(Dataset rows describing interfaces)
—————
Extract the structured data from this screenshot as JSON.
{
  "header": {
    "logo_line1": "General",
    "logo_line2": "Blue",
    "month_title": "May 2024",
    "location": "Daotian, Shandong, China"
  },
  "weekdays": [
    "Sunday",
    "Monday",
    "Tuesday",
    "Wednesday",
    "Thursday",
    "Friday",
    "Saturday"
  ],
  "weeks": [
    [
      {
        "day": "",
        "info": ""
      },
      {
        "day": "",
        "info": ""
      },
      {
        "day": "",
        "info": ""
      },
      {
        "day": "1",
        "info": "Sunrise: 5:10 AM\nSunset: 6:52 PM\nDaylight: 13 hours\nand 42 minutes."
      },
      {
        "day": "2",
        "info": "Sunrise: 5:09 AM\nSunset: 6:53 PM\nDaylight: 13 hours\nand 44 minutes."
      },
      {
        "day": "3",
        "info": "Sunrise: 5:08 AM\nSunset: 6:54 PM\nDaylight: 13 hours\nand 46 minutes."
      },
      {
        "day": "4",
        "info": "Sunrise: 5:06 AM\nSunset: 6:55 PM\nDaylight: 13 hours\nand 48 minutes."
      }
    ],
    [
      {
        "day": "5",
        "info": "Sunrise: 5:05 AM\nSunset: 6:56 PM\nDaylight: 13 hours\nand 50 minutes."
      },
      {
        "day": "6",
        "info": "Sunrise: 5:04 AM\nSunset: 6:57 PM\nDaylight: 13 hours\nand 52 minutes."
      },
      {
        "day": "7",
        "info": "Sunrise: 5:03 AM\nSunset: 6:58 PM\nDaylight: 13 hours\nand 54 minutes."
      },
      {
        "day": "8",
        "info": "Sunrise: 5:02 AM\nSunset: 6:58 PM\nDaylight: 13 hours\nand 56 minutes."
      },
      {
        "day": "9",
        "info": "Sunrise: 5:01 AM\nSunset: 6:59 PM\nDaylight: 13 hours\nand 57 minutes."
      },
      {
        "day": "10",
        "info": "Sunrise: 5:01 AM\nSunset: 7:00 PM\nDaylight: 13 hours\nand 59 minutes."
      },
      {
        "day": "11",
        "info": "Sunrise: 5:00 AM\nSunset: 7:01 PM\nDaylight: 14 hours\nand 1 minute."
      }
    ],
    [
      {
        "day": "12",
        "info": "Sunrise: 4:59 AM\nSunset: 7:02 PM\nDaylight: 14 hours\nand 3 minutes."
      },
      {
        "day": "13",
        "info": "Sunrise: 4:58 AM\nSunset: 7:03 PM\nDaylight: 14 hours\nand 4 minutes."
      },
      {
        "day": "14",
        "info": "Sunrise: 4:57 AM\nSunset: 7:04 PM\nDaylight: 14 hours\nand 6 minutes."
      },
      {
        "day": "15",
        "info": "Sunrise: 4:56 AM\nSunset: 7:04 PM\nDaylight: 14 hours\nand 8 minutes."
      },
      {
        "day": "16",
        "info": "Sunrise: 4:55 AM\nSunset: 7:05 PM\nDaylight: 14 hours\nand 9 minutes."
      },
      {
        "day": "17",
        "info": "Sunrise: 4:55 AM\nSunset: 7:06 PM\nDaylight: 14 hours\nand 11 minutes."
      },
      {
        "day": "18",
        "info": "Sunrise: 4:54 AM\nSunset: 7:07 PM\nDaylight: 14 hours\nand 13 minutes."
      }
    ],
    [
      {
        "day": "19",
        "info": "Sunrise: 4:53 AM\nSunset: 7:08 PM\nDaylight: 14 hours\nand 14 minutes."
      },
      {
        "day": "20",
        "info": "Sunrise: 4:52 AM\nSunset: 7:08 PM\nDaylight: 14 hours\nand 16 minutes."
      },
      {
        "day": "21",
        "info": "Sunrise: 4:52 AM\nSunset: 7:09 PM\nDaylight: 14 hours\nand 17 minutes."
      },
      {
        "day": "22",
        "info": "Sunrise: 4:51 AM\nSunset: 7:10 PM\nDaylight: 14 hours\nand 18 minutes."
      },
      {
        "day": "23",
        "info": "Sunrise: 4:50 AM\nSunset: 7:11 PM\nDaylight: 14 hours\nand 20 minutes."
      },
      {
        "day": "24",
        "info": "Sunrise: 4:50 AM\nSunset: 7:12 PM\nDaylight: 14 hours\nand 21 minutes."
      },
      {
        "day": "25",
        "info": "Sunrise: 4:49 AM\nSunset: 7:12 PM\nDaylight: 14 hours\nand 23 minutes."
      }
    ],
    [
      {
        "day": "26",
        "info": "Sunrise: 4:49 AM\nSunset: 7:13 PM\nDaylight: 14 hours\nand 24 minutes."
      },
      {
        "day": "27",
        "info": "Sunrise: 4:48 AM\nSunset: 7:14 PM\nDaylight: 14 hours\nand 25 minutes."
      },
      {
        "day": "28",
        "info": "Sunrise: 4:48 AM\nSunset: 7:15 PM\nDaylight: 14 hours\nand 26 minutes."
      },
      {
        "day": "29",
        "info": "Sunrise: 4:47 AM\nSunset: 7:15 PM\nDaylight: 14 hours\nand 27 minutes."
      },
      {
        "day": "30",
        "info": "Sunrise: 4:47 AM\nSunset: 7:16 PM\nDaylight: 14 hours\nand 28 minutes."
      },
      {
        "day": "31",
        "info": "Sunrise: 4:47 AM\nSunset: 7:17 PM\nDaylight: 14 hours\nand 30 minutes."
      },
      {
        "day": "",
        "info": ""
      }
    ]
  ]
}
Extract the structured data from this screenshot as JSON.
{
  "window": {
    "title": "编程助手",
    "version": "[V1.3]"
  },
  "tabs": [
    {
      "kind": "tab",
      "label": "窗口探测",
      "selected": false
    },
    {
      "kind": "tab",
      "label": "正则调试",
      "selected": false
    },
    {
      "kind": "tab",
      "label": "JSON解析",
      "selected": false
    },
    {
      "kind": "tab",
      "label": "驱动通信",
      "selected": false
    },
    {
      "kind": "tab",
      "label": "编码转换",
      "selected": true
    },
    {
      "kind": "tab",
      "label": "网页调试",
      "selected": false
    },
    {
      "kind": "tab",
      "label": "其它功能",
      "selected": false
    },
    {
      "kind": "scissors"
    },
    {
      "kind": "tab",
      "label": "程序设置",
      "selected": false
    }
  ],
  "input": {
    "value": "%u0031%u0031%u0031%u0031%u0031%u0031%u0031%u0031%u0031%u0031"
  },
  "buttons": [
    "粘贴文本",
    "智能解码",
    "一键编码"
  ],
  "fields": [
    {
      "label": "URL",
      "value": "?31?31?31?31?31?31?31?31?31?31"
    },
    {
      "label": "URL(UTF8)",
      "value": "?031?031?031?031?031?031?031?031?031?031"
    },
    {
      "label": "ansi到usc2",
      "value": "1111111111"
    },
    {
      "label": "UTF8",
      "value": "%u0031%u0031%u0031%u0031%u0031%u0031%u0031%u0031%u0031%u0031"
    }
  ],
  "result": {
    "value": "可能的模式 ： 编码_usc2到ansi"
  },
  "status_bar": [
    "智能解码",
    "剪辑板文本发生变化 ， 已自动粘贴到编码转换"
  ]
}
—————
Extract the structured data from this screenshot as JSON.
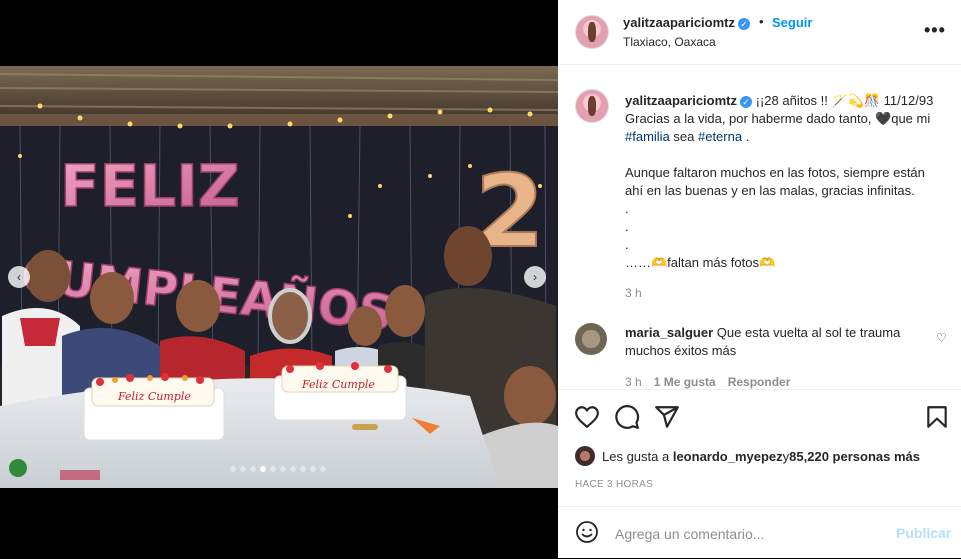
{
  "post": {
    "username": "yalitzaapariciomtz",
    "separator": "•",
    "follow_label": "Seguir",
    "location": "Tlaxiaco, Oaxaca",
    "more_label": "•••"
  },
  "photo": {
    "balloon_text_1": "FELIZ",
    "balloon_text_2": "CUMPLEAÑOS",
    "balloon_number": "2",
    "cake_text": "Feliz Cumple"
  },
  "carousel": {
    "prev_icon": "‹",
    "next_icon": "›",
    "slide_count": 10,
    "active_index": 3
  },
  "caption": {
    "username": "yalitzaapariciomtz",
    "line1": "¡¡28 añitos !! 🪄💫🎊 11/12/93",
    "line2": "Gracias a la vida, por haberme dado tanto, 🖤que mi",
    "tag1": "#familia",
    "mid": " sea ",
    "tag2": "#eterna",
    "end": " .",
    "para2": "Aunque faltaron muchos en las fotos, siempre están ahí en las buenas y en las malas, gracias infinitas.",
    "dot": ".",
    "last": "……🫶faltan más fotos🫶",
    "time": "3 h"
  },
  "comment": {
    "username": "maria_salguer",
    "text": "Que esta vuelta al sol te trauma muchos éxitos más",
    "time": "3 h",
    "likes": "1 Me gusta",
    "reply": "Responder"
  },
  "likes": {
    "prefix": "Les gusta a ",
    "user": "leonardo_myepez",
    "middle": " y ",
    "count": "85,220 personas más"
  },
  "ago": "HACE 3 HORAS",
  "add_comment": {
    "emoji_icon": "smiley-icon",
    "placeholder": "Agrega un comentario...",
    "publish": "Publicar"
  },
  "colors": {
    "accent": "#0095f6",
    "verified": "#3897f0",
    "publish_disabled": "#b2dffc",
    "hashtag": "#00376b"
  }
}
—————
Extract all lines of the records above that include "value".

    "value": "%u0031%u0031%u0031%u0031%u0031%u0031%u0031%u0031%u0031%u0031"
      "value": "?31?31?31?31?31?31?31?31?31?31"
      "value": "?031?031?031?031?031?031?031?031?031?031"
      "value": "1111111111"
      "value": "%u0031%u0031%u0031%u0031%u0031%u0031%u0031%u0031%u0031%u0031"
    "value": "可能的模式 ： 编码_usc2到ansi"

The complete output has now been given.